Voluntary Compensation Coverage
Voluntary compensation coverage affords workers compensation benefits to individuals who aren't covered under state workers compensation laws. As its name suggests, it is optional coverage that employers may purchase voluntarily. This coverage can serve as a hedge against lawsuits by uninsured workers. Here is an example.
Beth owns Beth's Baubles, a costume jewelry store. She has just learned that her company has been sued!
The plaintiff is a former worker named Tiffany. Tiffany appeared at Beth's store about a year ago. She said she was eager to learn the retail business, and wanted to work in Beth's store to gain some experience. Beth agreed. She allowed Tiffany to work one or two days a month stocking shelves, counting inventory and performing other odd jobs.
Two months ago, Tiffany was helping Beth move some boxes when she fell and injured her back. Since Tiffany was a casual worker rather than a regular employee, she wasn't covered under the store's workers compensation policy. Tiffany doesn't have medical insurance and has incurred substantial medical expenses due to her injury. She is seeking $50,000 in compensatory damages from Beth's Baubles!
Laws Don't Cover Everyone
While state workers compensation laws apply to a majority of employed individuals, they don't cover everyone. Most laws have exceptions.
Many exclude independent contractors, domestic workers, agricultural and farm workers, and people employed on a casual or seasonal basis. Some laws also exclude taxi drivers, members of the clergy, certain salespeople, railroad workers, and masters or crew members on ships. (Railroad and ship workers are covered under federal laws.) Special rules may apply to leased workers.
Many states require businesses to purchase workers compensation coverage if they employ even one worker. However, some states permit businesses to forego this coverage if they employ less than a specified number of workers (such as 2, 3 or 4).
In the previous scenario, Beth was not required to purchase workers compensation coverage for Tiffany because Tiffany was a casual employee. Nevertheless, Beth could have purchased this coverage voluntarily. She could have asked her insurer to add the Voluntary Compensation endorsement to her company's workers compensation policy.
Voluntary Compensation coverage extends workers compensation benefits to workers who would not otherwise be eligible to receive these benefits. Why would you want to spend money on insurance you are not required to provide?
Voluntary Compensation coverage can head off lawsuits by injured workers. Tiffany sued Beth's Baubles because she needed help paying her medical bills. If Beth had voluntarily provided workers compensation benefits, Tiffany would have had no reason to sue Beth's company. Moreover, voluntary benefits are a gesture of good will. By offering these benefits, Beth would have demonstrated that she cared about Tiffany and was concerned about her welfare.
Covers Employees Only
To qualify for coverage under the Voluntary Compensation endorsement, a worker must be an employee as that term is defined by your state's workers compensation law. In most states, volunteer workers don't qualify as employees so they aren't covered under Voluntary Compensation. As noted previously, independent contractors aren't considered employees. Thus, they can't be covered under the Voluntary Compensation endorsement either.

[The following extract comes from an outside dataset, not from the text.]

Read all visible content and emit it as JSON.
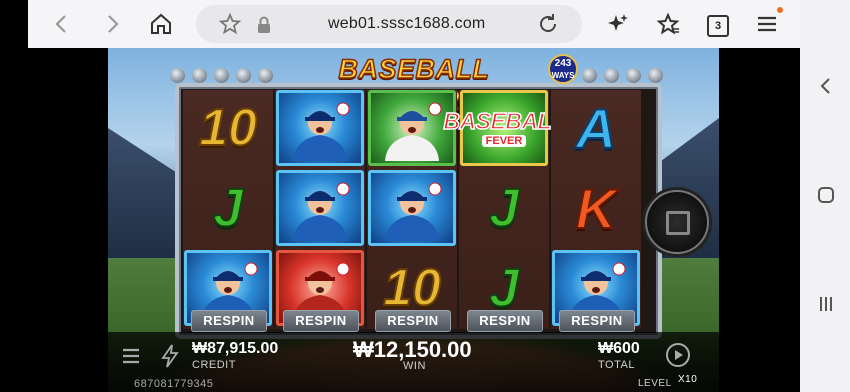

The injuries covered under Voluntary Compensation are virtually identical to those that are covered under the standard NCCI workers compensation policy. The endorsement covers bodily injury by accident or bodily injury by disease (including death). For an injury to be covered, it must:
- Be sustained by an employee included in the group of employees described in the endorsement schedule. For example, the endorsement might cover "casual workers" or farm workers."

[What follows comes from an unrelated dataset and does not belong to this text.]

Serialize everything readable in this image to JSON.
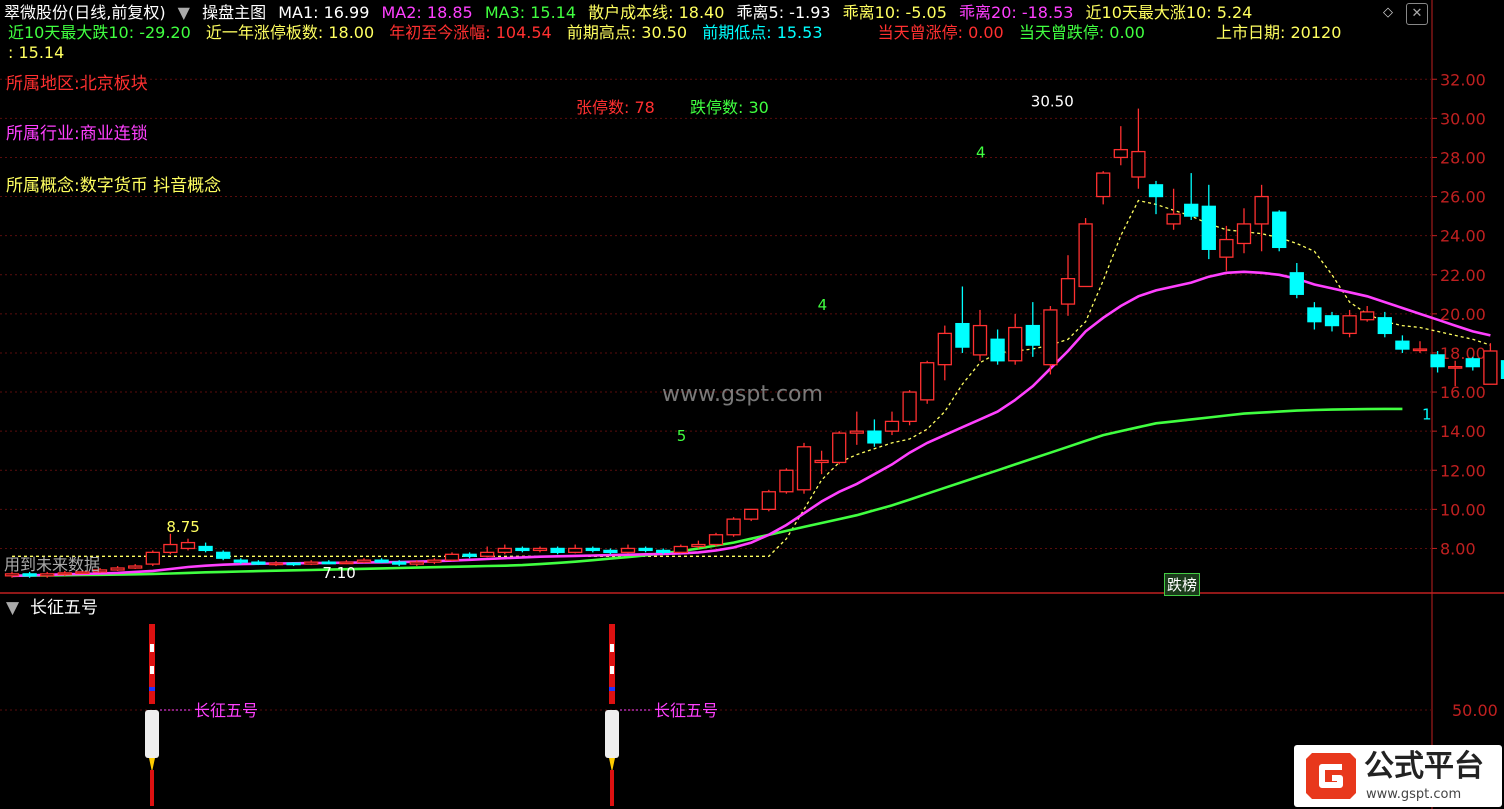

- Arise out of and in the course of employment necessary or incidental to work in a state listed in the endorsement schedule. The specific state in which the workers are employed must be listed in the endorsement.
- Occur during the policy period and take place in the United States, its territories or possessions, or Canada. The injury may occur somewhere else (such as in a foreign country) if the employee is a U.S. or Canadian citizen temporarily away from those places (on a business trip).
An occupational disease is covered only if it is caused or aggravated by the conditions of your employment. For example, suppose a worker contracts asbestosis. The worker's disease is covered by your policy only if your employment of that worker cause the disease or made it worse.
Voluntary Compensation coverage affords the same benefits that would have been provided if the workers were subject to the state workers compensation law. For instance, if "New York" is listed in the endorsement, the workers will receive the benefits normally provided by New York's workers compensation law.
The endorsement provides no coverage for employees that are covered by any workers compensation law. Workers who are subject to the law don't need voluntary coverage. The endorsement also excludes any injury you cause to a worker intentionally.
Release of Liability
As a condition of receiving benefits, a worker must release you and the insurer of all responsibility for the injury or death. In other words, the worker cannot accept benefits for an injury, and then file a lawsuit against you or the insurer for the same injury. The worker must also transfer to the insurer his or her rights of subrogation against anyone liable for the injury.
Finally, the Voluntary Compensation endorsement affords employers liability coverage. This coverage protects you if the worker declines workers compensation benefits, and sues you for damages instead.